Items from a dataset:
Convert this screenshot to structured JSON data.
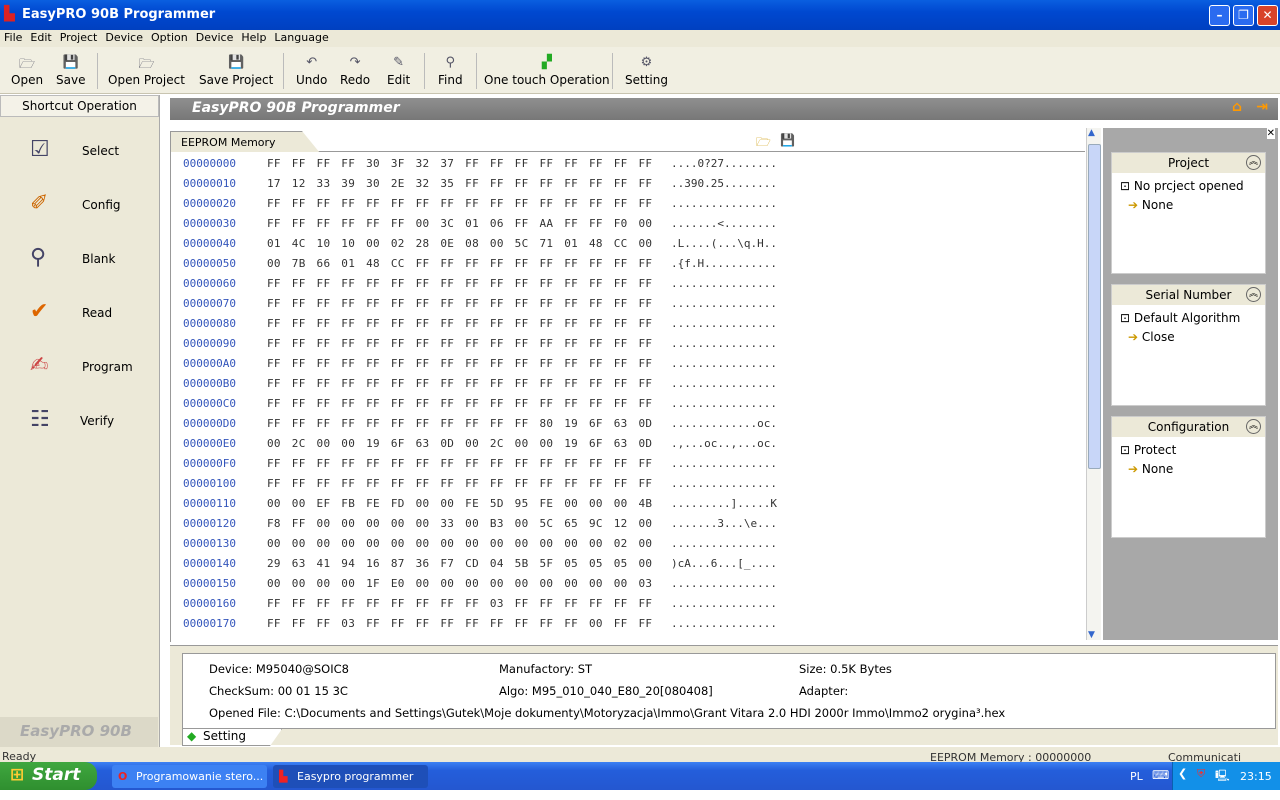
{
  "window": {
    "title": "EasyPRO 90B Programmer"
  },
  "menu": [
    "File",
    "Edit",
    "Project",
    "Device",
    "Option",
    "Device",
    "Help",
    "Language"
  ],
  "toolbar": [
    {
      "label": "Open",
      "icon": "folder-open-icon"
    },
    {
      "label": "Save",
      "icon": "save-icon"
    },
    {
      "label": "Open Project",
      "icon": "folder-open-icon"
    },
    {
      "label": "Save Project",
      "icon": "save-icon"
    },
    {
      "label": "Undo",
      "icon": "undo-icon"
    },
    {
      "label": "Redo",
      "icon": "redo-icon"
    },
    {
      "label": "Edit",
      "icon": "edit-icon"
    },
    {
      "label": "Find",
      "icon": "binoculars-icon"
    },
    {
      "label": "One touch Operation",
      "icon": "one-touch-icon"
    },
    {
      "label": "Setting",
      "icon": "setting-icon"
    }
  ],
  "shortcut": {
    "header": "Shortcut Operation",
    "items": [
      "Select",
      "Config",
      "Blank",
      "Read",
      "Program",
      "Verify"
    ],
    "brand": "EasyPRO 90B"
  },
  "main": {
    "header": "EasyPRO 90B Programmer",
    "tab": "EEPROM Memory"
  },
  "hex_rows": [
    [
      "00000000",
      "FF FF FF FF 30 3F 32 37 FF FF FF FF FF FF FF FF",
      "....0?27........"
    ],
    [
      "00000010",
      "17 12 33 39 30 2E 32 35 FF FF FF FF FF FF FF FF",
      "..390.25........"
    ],
    [
      "00000020",
      "FF FF FF FF FF FF FF FF FF FF FF FF FF FF FF FF",
      "................"
    ],
    [
      "00000030",
      "FF FF FF FF FF FF 00 3C 01 06 FF AA FF FF F0 00",
      ".......<........"
    ],
    [
      "00000040",
      "01 4C 10 10 00 02 28 0E 08 00 5C 71 01 48 CC 00",
      ".L....(...\\q.H.."
    ],
    [
      "00000050",
      "00 7B 66 01 48 CC FF FF FF FF FF FF FF FF FF FF",
      ".{f.H..........."
    ],
    [
      "00000060",
      "FF FF FF FF FF FF FF FF FF FF FF FF FF FF FF FF",
      "................"
    ],
    [
      "00000070",
      "FF FF FF FF FF FF FF FF FF FF FF FF FF FF FF FF",
      "................"
    ],
    [
      "00000080",
      "FF FF FF FF FF FF FF FF FF FF FF FF FF FF FF FF",
      "................"
    ],
    [
      "00000090",
      "FF FF FF FF FF FF FF FF FF FF FF FF FF FF FF FF",
      "................"
    ],
    [
      "000000A0",
      "FF FF FF FF FF FF FF FF FF FF FF FF FF FF FF FF",
      "................"
    ],
    [
      "000000B0",
      "FF FF FF FF FF FF FF FF FF FF FF FF FF FF FF FF",
      "................"
    ],
    [
      "000000C0",
      "FF FF FF FF FF FF FF FF FF FF FF FF FF FF FF FF",
      "................"
    ],
    [
      "000000D0",
      "FF FF FF FF FF FF FF FF FF FF FF 80 19 6F 63 0D",
      ".............oc."
    ],
    [
      "000000E0",
      "00 2C 00 00 19 6F 63 0D 00 2C 00 00 19 6F 63 0D",
      ".,...oc..,...oc."
    ],
    [
      "000000F0",
      "FF FF FF FF FF FF FF FF FF FF FF FF FF FF FF FF",
      "................"
    ],
    [
      "00000100",
      "FF FF FF FF FF FF FF FF FF FF FF FF FF FF FF FF",
      "................"
    ],
    [
      "00000110",
      "00 00 EF FB FE FD 00 00 FE 5D 95 FE 00 00 00 4B",
      ".........].....K"
    ],
    [
      "00000120",
      "F8 FF 00 00 00 00 00 33 00 B3 00 5C 65 9C 12 00",
      ".......3...\\e..."
    ],
    [
      "00000130",
      "00 00 00 00 00 00 00 00 00 00 00 00 00 00 02 00",
      "................"
    ],
    [
      "00000140",
      "29 63 41 94 16 87 36 F7 CD 04 5B 5F 05 05 05 00",
      ")cA...6...[_...."
    ],
    [
      "00000150",
      "00 00 00 00 1F E0 00 00 00 00 00 00 00 00 00 03",
      "................"
    ],
    [
      "00000160",
      "FF FF FF FF FF FF FF FF FF 03 FF FF FF FF FF FF",
      "................"
    ],
    [
      "00000170",
      "FF FF FF 03 FF FF FF FF FF FF FF FF FF 00 FF FF",
      "................"
    ]
  ],
  "panels": [
    {
      "title": "Project",
      "item": "No prcject opened",
      "sub": "None"
    },
    {
      "title": "Serial Number",
      "item": "Default Algorithm",
      "sub": "Close"
    },
    {
      "title": "Configuration",
      "item": "Protect",
      "sub": "None"
    }
  ],
  "info": {
    "device": "Device: M95040@SOIC8",
    "manufactory": "Manufactory: ST",
    "size": "Size: 0.5K Bytes",
    "checksum": "CheckSum: 00 01 15 3C",
    "algo": "Algo: M95_010_040_E80_20[080408]",
    "adapter": "Adapter:",
    "opened_file": "Opened File: C:\\Documents and Settings\\Gutek\\Moje dokumenty\\Motoryzacja\\Immo\\Grant Vitara 2.0 HDI 2000r Immo\\Immo2 orygina³.hex",
    "tab": "Setting"
  },
  "status": {
    "left": "Ready",
    "memory": "EEPROM Memory : 00000000",
    "comm": "Communicati"
  },
  "taskbar": {
    "start": "Start",
    "tasks": [
      "Programowanie stero...",
      "Easypro programmer"
    ],
    "lang": "PL",
    "time": "23:15"
  }
}
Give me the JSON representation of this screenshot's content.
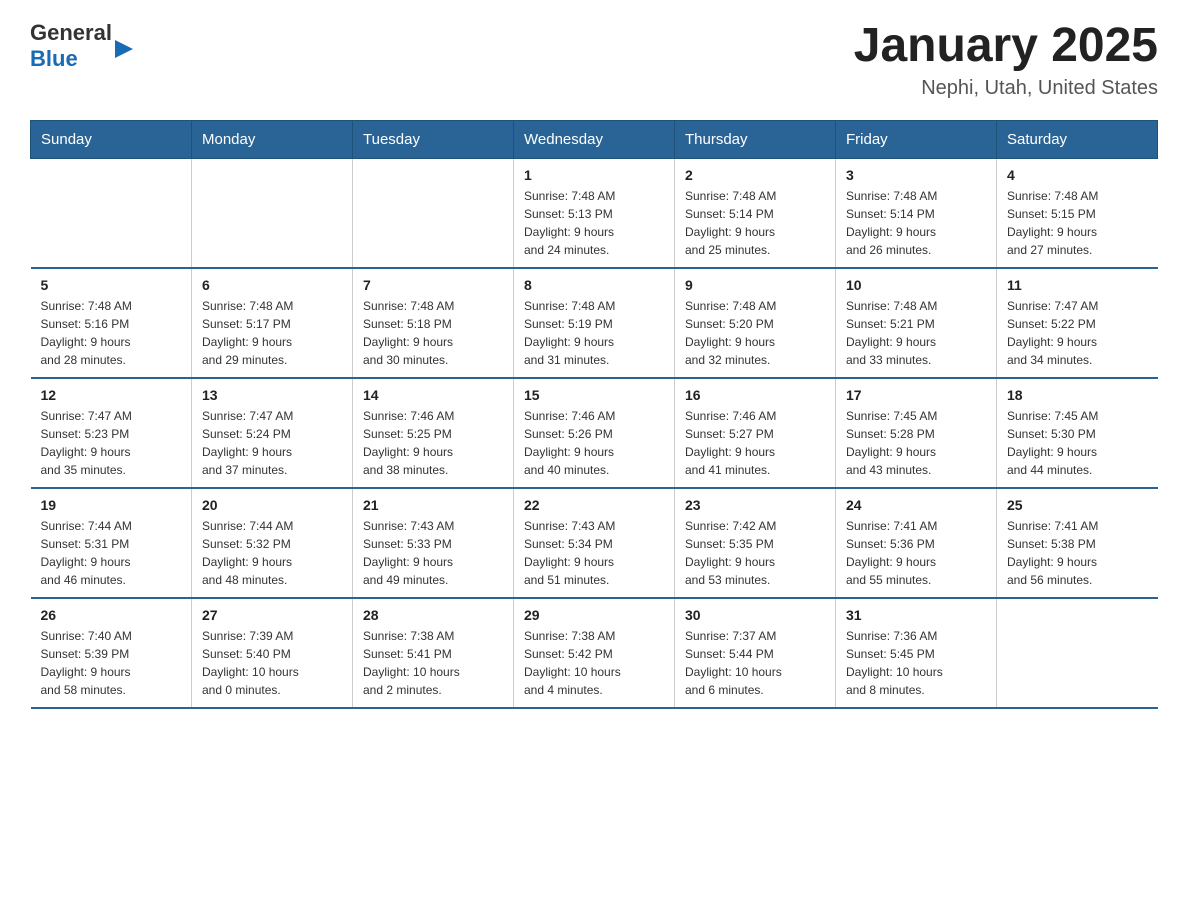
{
  "header": {
    "logo_text_general": "General",
    "logo_text_blue": "Blue",
    "month_title": "January 2025",
    "location": "Nephi, Utah, United States"
  },
  "days_of_week": [
    "Sunday",
    "Monday",
    "Tuesday",
    "Wednesday",
    "Thursday",
    "Friday",
    "Saturday"
  ],
  "weeks": [
    [
      {
        "day": "",
        "info": ""
      },
      {
        "day": "",
        "info": ""
      },
      {
        "day": "",
        "info": ""
      },
      {
        "day": "1",
        "info": "Sunrise: 7:48 AM\nSunset: 5:13 PM\nDaylight: 9 hours\nand 24 minutes."
      },
      {
        "day": "2",
        "info": "Sunrise: 7:48 AM\nSunset: 5:14 PM\nDaylight: 9 hours\nand 25 minutes."
      },
      {
        "day": "3",
        "info": "Sunrise: 7:48 AM\nSunset: 5:14 PM\nDaylight: 9 hours\nand 26 minutes."
      },
      {
        "day": "4",
        "info": "Sunrise: 7:48 AM\nSunset: 5:15 PM\nDaylight: 9 hours\nand 27 minutes."
      }
    ],
    [
      {
        "day": "5",
        "info": "Sunrise: 7:48 AM\nSunset: 5:16 PM\nDaylight: 9 hours\nand 28 minutes."
      },
      {
        "day": "6",
        "info": "Sunrise: 7:48 AM\nSunset: 5:17 PM\nDaylight: 9 hours\nand 29 minutes."
      },
      {
        "day": "7",
        "info": "Sunrise: 7:48 AM\nSunset: 5:18 PM\nDaylight: 9 hours\nand 30 minutes."
      },
      {
        "day": "8",
        "info": "Sunrise: 7:48 AM\nSunset: 5:19 PM\nDaylight: 9 hours\nand 31 minutes."
      },
      {
        "day": "9",
        "info": "Sunrise: 7:48 AM\nSunset: 5:20 PM\nDaylight: 9 hours\nand 32 minutes."
      },
      {
        "day": "10",
        "info": "Sunrise: 7:48 AM\nSunset: 5:21 PM\nDaylight: 9 hours\nand 33 minutes."
      },
      {
        "day": "11",
        "info": "Sunrise: 7:47 AM\nSunset: 5:22 PM\nDaylight: 9 hours\nand 34 minutes."
      }
    ],
    [
      {
        "day": "12",
        "info": "Sunrise: 7:47 AM\nSunset: 5:23 PM\nDaylight: 9 hours\nand 35 minutes."
      },
      {
        "day": "13",
        "info": "Sunrise: 7:47 AM\nSunset: 5:24 PM\nDaylight: 9 hours\nand 37 minutes."
      },
      {
        "day": "14",
        "info": "Sunrise: 7:46 AM\nSunset: 5:25 PM\nDaylight: 9 hours\nand 38 minutes."
      },
      {
        "day": "15",
        "info": "Sunrise: 7:46 AM\nSunset: 5:26 PM\nDaylight: 9 hours\nand 40 minutes."
      },
      {
        "day": "16",
        "info": "Sunrise: 7:46 AM\nSunset: 5:27 PM\nDaylight: 9 hours\nand 41 minutes."
      },
      {
        "day": "17",
        "info": "Sunrise: 7:45 AM\nSunset: 5:28 PM\nDaylight: 9 hours\nand 43 minutes."
      },
      {
        "day": "18",
        "info": "Sunrise: 7:45 AM\nSunset: 5:30 PM\nDaylight: 9 hours\nand 44 minutes."
      }
    ],
    [
      {
        "day": "19",
        "info": "Sunrise: 7:44 AM\nSunset: 5:31 PM\nDaylight: 9 hours\nand 46 minutes."
      },
      {
        "day": "20",
        "info": "Sunrise: 7:44 AM\nSunset: 5:32 PM\nDaylight: 9 hours\nand 48 minutes."
      },
      {
        "day": "21",
        "info": "Sunrise: 7:43 AM\nSunset: 5:33 PM\nDaylight: 9 hours\nand 49 minutes."
      },
      {
        "day": "22",
        "info": "Sunrise: 7:43 AM\nSunset: 5:34 PM\nDaylight: 9 hours\nand 51 minutes."
      },
      {
        "day": "23",
        "info": "Sunrise: 7:42 AM\nSunset: 5:35 PM\nDaylight: 9 hours\nand 53 minutes."
      },
      {
        "day": "24",
        "info": "Sunrise: 7:41 AM\nSunset: 5:36 PM\nDaylight: 9 hours\nand 55 minutes."
      },
      {
        "day": "25",
        "info": "Sunrise: 7:41 AM\nSunset: 5:38 PM\nDaylight: 9 hours\nand 56 minutes."
      }
    ],
    [
      {
        "day": "26",
        "info": "Sunrise: 7:40 AM\nSunset: 5:39 PM\nDaylight: 9 hours\nand 58 minutes."
      },
      {
        "day": "27",
        "info": "Sunrise: 7:39 AM\nSunset: 5:40 PM\nDaylight: 10 hours\nand 0 minutes."
      },
      {
        "day": "28",
        "info": "Sunrise: 7:38 AM\nSunset: 5:41 PM\nDaylight: 10 hours\nand 2 minutes."
      },
      {
        "day": "29",
        "info": "Sunrise: 7:38 AM\nSunset: 5:42 PM\nDaylight: 10 hours\nand 4 minutes."
      },
      {
        "day": "30",
        "info": "Sunrise: 7:37 AM\nSunset: 5:44 PM\nDaylight: 10 hours\nand 6 minutes."
      },
      {
        "day": "31",
        "info": "Sunrise: 7:36 AM\nSunset: 5:45 PM\nDaylight: 10 hours\nand 8 minutes."
      },
      {
        "day": "",
        "info": ""
      }
    ]
  ]
}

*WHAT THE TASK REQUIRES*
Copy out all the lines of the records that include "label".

*SOLUTION TO THE PROBLEM*
      "label": "Open",
      "label": "Save",
      "label": "Open Project",
      "label": "Save Project",
      "label": "Undo",
      "label": "Redo",
      "label": "Edit",
      "label": "Find",
      "label": "One touch Operation",
      "label": "Setting",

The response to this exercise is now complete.